Website and app data records
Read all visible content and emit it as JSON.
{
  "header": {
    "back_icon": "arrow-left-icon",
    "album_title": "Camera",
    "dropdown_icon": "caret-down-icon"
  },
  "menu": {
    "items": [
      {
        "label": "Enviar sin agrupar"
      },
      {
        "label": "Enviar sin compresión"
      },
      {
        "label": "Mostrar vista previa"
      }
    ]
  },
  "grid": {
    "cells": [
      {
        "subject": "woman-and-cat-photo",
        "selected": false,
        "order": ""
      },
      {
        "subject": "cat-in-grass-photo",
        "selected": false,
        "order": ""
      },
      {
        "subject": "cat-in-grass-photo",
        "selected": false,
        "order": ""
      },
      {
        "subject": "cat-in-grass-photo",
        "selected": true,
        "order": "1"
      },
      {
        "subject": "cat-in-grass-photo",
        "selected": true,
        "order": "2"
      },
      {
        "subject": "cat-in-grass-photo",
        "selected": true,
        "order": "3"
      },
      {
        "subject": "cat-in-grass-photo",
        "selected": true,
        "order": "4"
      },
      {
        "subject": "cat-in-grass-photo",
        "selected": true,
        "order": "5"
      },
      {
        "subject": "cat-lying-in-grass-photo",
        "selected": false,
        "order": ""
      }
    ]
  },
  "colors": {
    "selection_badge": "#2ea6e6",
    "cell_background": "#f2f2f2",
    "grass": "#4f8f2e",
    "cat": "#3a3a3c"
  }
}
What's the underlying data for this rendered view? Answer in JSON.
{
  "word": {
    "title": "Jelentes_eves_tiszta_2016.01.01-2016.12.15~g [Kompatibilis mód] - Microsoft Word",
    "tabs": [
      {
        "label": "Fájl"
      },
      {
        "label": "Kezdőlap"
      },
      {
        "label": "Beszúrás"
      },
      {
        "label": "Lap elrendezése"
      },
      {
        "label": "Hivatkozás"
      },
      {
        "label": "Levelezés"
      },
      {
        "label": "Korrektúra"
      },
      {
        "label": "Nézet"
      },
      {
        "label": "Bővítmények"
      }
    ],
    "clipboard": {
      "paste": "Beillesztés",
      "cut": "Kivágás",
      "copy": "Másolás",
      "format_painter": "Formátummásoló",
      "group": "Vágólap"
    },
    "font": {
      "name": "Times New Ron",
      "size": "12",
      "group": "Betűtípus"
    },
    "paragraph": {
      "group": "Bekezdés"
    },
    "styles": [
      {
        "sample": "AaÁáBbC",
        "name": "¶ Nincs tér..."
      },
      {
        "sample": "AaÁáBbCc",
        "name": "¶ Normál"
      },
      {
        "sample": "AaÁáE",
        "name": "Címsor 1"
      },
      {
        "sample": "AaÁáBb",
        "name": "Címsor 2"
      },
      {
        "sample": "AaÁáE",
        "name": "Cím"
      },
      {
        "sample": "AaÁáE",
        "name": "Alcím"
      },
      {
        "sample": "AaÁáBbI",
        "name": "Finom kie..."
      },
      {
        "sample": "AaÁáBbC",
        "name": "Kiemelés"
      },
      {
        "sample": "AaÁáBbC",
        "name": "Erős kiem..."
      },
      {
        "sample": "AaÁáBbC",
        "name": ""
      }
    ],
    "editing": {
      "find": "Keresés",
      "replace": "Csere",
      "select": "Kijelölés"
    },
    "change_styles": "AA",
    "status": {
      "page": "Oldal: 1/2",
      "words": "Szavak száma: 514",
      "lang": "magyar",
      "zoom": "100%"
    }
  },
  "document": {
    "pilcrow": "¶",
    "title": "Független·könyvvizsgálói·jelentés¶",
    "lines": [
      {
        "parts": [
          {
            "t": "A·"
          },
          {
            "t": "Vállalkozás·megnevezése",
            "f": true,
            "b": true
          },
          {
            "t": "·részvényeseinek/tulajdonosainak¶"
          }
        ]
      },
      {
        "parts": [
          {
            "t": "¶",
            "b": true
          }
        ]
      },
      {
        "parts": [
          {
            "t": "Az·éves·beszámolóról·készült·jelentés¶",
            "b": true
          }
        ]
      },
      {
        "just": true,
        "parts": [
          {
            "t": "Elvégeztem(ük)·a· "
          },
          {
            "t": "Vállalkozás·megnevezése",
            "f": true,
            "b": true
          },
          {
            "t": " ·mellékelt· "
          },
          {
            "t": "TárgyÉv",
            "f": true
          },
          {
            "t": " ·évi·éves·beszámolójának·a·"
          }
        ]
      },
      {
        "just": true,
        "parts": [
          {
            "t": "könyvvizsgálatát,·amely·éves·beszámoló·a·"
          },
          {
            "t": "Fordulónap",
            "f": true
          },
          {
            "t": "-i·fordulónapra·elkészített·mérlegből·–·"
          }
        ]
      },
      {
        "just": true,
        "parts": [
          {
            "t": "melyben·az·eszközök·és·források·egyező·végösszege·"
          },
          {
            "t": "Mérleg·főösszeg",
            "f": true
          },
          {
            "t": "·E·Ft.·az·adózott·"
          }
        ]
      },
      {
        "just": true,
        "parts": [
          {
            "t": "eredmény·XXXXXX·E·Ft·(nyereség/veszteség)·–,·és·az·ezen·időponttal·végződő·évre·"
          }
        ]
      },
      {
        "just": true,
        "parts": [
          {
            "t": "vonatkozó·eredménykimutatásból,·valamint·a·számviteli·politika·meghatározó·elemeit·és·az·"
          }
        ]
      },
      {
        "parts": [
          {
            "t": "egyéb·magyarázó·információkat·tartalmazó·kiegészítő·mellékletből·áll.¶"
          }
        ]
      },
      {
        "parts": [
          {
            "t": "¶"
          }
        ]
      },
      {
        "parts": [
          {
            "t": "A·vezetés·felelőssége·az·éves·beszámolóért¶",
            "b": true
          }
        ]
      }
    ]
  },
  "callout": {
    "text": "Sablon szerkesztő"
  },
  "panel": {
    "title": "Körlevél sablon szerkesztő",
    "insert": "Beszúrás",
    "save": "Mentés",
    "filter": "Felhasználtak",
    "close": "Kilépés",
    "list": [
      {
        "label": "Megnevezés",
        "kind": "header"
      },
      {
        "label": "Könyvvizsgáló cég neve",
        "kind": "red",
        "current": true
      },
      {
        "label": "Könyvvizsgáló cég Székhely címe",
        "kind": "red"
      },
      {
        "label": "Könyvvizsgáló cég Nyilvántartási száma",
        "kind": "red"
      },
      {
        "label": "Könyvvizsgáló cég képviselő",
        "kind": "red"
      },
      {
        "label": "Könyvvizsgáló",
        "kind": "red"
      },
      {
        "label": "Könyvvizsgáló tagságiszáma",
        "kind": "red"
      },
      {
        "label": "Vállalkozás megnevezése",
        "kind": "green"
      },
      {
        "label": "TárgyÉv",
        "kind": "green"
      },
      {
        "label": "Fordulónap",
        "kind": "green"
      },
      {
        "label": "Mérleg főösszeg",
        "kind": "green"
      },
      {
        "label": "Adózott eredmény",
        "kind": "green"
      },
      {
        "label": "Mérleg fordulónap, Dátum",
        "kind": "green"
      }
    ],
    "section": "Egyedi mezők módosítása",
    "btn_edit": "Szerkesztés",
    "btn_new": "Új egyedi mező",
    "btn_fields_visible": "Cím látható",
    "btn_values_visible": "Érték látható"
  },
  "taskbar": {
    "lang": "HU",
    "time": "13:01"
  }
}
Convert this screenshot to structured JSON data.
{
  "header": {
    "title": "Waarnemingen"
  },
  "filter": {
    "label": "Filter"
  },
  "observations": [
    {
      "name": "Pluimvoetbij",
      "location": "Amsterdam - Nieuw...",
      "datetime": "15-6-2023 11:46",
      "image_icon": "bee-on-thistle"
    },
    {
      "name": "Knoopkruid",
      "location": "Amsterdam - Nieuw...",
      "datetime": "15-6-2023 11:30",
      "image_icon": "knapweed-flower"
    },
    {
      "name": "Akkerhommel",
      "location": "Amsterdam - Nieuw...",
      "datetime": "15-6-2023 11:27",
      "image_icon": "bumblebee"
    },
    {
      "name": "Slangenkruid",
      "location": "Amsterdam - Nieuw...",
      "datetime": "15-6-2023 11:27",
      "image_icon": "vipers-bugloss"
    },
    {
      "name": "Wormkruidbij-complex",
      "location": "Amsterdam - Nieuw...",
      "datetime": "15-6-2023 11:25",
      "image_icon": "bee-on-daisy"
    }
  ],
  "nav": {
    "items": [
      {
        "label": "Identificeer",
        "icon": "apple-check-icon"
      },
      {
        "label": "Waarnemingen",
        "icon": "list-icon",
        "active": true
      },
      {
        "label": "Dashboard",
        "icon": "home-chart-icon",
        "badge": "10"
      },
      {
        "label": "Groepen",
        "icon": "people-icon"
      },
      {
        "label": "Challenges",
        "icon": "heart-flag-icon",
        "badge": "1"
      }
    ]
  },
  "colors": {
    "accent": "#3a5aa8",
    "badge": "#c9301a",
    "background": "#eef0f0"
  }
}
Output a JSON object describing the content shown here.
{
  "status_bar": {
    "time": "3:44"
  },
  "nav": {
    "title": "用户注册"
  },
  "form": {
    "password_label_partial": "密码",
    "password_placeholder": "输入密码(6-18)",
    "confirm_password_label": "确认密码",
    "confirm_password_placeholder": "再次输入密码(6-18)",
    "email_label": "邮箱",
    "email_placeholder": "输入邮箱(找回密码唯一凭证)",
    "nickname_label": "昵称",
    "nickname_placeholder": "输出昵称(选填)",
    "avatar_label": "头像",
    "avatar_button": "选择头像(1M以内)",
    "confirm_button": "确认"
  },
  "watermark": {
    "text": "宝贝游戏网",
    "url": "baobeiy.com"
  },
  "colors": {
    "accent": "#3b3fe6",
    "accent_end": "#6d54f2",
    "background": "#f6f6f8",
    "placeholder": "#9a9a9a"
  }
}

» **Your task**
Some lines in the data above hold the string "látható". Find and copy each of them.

» **Result below**
    "btn_fields_visible": "Cím látható",
    "btn_values_visible": "Érték látható"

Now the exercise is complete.